- Opening Delimiter -

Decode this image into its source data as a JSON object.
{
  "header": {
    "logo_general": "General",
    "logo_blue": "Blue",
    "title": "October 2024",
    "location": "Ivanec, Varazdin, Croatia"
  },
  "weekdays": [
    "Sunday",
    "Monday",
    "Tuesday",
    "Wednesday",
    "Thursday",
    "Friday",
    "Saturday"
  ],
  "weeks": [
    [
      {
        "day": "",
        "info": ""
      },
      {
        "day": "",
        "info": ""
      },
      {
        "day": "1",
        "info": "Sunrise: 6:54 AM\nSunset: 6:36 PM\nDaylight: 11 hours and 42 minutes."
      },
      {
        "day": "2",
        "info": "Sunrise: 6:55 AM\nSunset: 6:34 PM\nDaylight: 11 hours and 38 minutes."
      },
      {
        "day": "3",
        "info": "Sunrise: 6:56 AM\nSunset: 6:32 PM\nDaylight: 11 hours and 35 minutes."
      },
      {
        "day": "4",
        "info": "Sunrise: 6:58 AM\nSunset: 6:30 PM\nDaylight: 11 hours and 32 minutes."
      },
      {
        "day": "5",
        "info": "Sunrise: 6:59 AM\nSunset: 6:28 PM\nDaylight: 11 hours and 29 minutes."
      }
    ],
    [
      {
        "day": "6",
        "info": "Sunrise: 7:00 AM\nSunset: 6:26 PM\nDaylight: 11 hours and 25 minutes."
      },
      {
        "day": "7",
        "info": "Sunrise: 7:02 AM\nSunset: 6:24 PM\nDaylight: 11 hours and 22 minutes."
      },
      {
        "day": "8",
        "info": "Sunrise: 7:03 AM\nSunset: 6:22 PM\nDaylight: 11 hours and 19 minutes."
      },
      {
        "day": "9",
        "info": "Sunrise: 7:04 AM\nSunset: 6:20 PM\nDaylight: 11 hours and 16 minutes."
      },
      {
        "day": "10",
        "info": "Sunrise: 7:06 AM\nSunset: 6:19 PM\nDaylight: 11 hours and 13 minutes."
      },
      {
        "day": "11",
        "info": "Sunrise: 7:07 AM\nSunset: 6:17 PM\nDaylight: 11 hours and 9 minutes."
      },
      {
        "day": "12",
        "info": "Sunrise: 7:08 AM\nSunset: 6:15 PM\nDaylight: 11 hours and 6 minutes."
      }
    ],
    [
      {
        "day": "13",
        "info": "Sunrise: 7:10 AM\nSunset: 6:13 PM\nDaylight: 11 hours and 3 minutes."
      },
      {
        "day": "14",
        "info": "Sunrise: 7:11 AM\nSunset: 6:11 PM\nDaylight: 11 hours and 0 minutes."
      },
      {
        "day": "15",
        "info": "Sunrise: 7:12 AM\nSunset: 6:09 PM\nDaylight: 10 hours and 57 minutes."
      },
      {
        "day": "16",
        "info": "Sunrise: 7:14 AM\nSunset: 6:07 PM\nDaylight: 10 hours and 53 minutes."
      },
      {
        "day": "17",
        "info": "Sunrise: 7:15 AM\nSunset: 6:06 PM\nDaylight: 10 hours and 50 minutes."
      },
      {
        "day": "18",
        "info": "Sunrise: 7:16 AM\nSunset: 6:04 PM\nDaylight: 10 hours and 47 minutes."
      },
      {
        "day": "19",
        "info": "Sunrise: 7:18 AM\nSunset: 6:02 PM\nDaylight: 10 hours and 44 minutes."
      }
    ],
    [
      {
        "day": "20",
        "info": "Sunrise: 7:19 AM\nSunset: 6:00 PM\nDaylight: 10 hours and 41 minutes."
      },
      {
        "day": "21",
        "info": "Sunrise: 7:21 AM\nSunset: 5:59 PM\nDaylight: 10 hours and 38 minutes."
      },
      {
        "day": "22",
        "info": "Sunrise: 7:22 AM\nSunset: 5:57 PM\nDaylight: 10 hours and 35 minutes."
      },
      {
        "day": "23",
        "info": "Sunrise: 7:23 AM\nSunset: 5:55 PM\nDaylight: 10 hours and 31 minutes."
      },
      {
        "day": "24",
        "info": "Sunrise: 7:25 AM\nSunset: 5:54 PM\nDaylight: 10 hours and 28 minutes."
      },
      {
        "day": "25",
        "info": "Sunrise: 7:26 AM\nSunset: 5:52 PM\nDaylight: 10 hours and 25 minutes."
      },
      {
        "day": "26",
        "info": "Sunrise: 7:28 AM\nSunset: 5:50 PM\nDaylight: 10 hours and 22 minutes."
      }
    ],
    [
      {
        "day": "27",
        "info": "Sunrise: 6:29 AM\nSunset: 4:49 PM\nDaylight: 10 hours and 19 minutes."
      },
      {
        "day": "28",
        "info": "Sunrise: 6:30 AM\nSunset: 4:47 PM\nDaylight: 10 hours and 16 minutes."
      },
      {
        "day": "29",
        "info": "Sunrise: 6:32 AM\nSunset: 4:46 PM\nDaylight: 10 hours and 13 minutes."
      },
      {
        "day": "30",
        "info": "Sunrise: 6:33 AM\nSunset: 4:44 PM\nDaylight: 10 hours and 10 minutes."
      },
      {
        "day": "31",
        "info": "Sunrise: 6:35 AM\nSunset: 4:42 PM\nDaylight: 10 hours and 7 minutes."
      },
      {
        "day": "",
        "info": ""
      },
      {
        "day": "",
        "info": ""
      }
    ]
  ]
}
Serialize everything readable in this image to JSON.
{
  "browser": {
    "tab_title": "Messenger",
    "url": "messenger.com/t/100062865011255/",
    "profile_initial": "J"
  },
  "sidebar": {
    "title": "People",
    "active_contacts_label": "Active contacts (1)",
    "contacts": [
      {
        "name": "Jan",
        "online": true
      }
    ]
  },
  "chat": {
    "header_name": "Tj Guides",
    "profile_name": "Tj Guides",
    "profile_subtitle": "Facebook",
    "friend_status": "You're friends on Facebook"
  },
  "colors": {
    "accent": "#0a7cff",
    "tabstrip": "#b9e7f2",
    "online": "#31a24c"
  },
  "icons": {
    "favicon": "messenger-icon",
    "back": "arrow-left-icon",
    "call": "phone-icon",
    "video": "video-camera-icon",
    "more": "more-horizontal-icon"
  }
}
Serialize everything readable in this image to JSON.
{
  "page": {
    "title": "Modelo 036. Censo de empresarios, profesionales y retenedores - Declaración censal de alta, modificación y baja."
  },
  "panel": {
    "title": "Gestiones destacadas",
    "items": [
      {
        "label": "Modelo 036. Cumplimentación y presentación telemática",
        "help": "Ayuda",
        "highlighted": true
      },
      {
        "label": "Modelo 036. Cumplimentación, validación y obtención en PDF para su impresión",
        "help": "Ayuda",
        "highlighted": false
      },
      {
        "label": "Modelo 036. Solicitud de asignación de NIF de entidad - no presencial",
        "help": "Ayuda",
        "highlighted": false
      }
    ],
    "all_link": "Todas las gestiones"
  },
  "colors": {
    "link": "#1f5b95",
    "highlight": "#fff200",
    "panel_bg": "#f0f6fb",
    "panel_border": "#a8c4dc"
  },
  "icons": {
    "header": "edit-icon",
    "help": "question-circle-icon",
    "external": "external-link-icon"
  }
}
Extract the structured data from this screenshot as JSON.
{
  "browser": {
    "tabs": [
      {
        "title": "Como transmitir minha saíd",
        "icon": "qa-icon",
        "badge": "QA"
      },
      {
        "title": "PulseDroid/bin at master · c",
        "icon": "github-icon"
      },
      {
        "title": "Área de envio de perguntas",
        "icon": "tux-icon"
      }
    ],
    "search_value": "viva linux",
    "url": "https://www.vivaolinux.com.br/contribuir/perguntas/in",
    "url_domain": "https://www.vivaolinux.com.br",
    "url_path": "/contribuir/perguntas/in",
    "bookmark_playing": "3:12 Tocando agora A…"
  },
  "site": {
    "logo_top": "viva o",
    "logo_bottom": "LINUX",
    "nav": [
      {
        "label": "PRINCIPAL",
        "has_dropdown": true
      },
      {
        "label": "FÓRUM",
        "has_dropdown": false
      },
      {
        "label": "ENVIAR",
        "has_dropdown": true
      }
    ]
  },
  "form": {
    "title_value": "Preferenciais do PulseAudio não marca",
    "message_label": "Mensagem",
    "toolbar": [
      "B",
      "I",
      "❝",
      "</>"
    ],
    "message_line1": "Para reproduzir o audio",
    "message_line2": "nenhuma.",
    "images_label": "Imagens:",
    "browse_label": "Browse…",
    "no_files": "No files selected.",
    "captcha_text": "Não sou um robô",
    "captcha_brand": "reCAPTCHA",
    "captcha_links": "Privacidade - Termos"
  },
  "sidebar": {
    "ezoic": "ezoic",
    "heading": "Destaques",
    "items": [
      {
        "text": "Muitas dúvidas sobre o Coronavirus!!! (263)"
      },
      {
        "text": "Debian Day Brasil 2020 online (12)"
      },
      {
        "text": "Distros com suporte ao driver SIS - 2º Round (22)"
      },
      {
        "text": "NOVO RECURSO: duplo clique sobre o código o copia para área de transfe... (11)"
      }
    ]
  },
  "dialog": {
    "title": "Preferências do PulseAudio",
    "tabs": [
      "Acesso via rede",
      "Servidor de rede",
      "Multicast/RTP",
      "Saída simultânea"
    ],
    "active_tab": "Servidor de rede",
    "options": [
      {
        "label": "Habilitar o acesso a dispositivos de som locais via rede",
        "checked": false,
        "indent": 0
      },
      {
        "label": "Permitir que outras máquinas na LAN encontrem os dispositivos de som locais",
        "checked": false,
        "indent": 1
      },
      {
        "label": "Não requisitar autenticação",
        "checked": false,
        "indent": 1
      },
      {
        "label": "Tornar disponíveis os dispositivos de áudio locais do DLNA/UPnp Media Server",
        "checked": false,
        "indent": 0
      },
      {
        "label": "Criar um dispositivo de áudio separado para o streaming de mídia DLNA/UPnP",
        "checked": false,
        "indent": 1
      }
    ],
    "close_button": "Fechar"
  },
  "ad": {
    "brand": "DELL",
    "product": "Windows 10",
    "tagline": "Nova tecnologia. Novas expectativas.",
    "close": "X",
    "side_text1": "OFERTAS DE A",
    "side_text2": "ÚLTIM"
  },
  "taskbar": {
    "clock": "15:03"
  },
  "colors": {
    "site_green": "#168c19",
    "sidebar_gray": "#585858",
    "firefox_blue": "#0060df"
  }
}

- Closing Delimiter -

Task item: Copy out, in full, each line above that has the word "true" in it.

Expected output:
        "online": true
        "highlighted": true
        "has_dropdown": true
        "has_dropdown": true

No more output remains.